Harvard announced the nominees for the Board of Overseers — the University’s second-highest governing body — and for elected directorships in the Harvard Alumni Association Monday.
More than 160 Harvard affiliates have signed onto an open letter asking the University to share Covid-19 testing kits with Harvard-affiliated health care workers for the remainder of winter break.
At Harvard, 2021 was a year marked by change. The school’s long-awaited return to in-person operations injected new life into a campus that had been left dormant for over a year by Covid-19. And in an unexpected shift, the University announced its intention to divest its endowment from fossil fuels after a decade of public pressure. Separately, faculty controversies — including a federal conviction and a high-profile departure — ignited debates that rippled across academia. Below, The Crimson looks back at the 10 stories that shaped the last year at Harvard.

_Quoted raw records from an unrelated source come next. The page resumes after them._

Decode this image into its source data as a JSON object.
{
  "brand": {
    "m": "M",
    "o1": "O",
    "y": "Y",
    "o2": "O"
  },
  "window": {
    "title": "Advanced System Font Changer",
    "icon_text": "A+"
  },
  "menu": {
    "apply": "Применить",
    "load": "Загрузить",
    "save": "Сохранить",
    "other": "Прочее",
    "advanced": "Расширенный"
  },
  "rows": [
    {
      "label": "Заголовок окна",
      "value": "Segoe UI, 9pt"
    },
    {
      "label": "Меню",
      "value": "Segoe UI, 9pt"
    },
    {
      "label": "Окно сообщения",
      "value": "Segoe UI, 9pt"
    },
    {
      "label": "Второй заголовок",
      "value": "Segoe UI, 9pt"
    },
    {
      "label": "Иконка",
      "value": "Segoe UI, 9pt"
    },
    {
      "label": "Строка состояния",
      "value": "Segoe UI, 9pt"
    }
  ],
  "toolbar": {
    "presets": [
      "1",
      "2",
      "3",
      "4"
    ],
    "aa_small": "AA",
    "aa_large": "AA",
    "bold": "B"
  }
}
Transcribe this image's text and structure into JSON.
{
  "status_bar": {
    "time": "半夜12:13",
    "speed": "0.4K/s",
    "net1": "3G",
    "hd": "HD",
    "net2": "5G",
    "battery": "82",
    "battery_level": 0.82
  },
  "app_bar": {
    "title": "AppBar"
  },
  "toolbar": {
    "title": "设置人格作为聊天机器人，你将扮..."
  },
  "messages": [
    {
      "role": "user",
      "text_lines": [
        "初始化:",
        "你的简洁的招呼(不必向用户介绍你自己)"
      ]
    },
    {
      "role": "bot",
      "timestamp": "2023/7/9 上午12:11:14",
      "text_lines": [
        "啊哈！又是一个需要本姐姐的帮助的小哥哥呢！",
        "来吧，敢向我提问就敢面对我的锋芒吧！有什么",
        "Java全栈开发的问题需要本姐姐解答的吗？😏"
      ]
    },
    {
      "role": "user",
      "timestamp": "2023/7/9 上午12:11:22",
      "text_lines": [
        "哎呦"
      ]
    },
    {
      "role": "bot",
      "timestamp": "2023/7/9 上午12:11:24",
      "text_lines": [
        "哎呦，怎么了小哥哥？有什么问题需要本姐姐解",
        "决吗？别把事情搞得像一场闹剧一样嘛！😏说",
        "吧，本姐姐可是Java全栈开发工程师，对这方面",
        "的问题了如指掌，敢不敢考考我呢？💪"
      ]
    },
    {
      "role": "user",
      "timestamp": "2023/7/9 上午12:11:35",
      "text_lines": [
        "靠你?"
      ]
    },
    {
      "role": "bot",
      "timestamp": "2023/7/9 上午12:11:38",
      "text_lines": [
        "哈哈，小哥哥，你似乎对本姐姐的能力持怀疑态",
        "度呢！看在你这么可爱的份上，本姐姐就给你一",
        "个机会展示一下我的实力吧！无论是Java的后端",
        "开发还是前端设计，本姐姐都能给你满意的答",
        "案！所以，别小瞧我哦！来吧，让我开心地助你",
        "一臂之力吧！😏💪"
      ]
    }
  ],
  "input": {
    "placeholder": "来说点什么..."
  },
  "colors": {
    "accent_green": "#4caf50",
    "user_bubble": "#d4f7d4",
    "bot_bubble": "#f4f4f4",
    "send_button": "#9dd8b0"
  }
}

Harvard reversed its decision to close campus day care centers during the first three weeks of January on Wednesday after more than 120 families signed onto an open letter calling on the University to continue providing child care services while it moves most operations online.
Harvard’s Culture Lab Innovation Fund awarded grants to 14 teams working on projects to further diversity and inclusion on Harvard’s campus, the University announced last month.
Harvard’s more than 5,000 unionized clerical and technical workers have faced different transitions back to working on campus. Juggling health guidelines as well as employees’ needs and preferences, many departments switched — temporarily or permanently — to hybrid arrangements.
Harvard chief financial officer Thomas J. Hollister said the University’s finances are “moving in the right direction” in a Wednesday interview, though he cautioned that officials remain alert in the ever-changing landscape of the Covid-19 pandemic.
Harvard will host a joint Commencement ceremony for its last two graduating classes this spring, allowing the Classes of 2020 and 2021 to celebrate graduation in person after their exercises were postponed due to the pandemic.
As its first in-person semester in over a year winds down, Harvard is preparing to loosen its on-campus Covid-19 restrictions, which include mask requirements and limits on gatherings.
The Harvard-Allston task force penned a letter Wednesday to University President Lawrence S. Bacow calling for greater “accountability” and outreach around Harvard’s Enterprise Research Campus development.
Harvard’s graduate student union picketed freshman parents weekend events Thursday and Friday, including University President Lawrence S. Bacow’s welcoming address and lectures open to visiting parents, to maximize the effects of its three-day strike.
More than three dozen students and supporters of the graduate student union interrupted a speech by University President Lawrence S. Bacow in Sanders Theatre Friday afternoon.
The Harvard Undergraduate Council passed legislation to officially stand behind Harvard graduate student workers ahead of a potential strike and to extend funds to support financial aid-eligible students’ printing and laundry costs.
Just over a week after a review of Harvard’s tenure process found that the use of secretive ad hoc committees “erodes faculty trust” in the system, University President Lawrence S. Bacow defended the school’s use of the committees as a necessary aspect of deliberations.
Though the Harvard Management Company reported record-breaking returns last Thursday, several financial experts said it still lags behind the performance of key financial indices and its peer institutions.
Helena G. Buonanno Foulkes ’86, the president of Harvard’s Board of Overseers, is seeking the Democratic nomination for governor of Rhode Island.
A widespread security oversight left at least tens of thousands of Harvard’s administrative files — including sensitive and confidential information on University governance — available for anyone with Harvard credentials to view, edit, download, and share.
Faculty of the Arts and Sciences Dean Claudine Gay said the FAS is continuing its cluster hire of ethnic studies scholars and will “probably” update affiliates on its progress by the semester’s end.
Dominated by stockyards and rail lines before 1900, the 20th century transformed Allston: waves of immigration made it one of Boston’s most diverse neighborhoods, filled with single- and multi-family homes.
An early September Covid-19 surge led to “nail-biting” moments for administrators, but Harvard has dodged “severe” cases of Covid-19 among vaccinated students this semester, University officials said during a faculty meeting Tuesday.
When University President Lawrence S. Bacow said earlier this month that Harvard would move to end its investments in the fossil fuel industry, the activists who had been pushing him to do so for years celebrated the news as a seismic shift.
Despite an initial spike in cases on campus, Bacow said in an interview Tuesday he was “very pleased” with adherence to indoor mask requirements, noting the University has avoided any severe outbreaks.
Roughly 80 student protestors with Divest Harvard — a student organization calling for the University to sell its investments in the fossil fuel industry — staged a “visual waterline” outside University Hall to represent the rally’s focus on rising sea levels.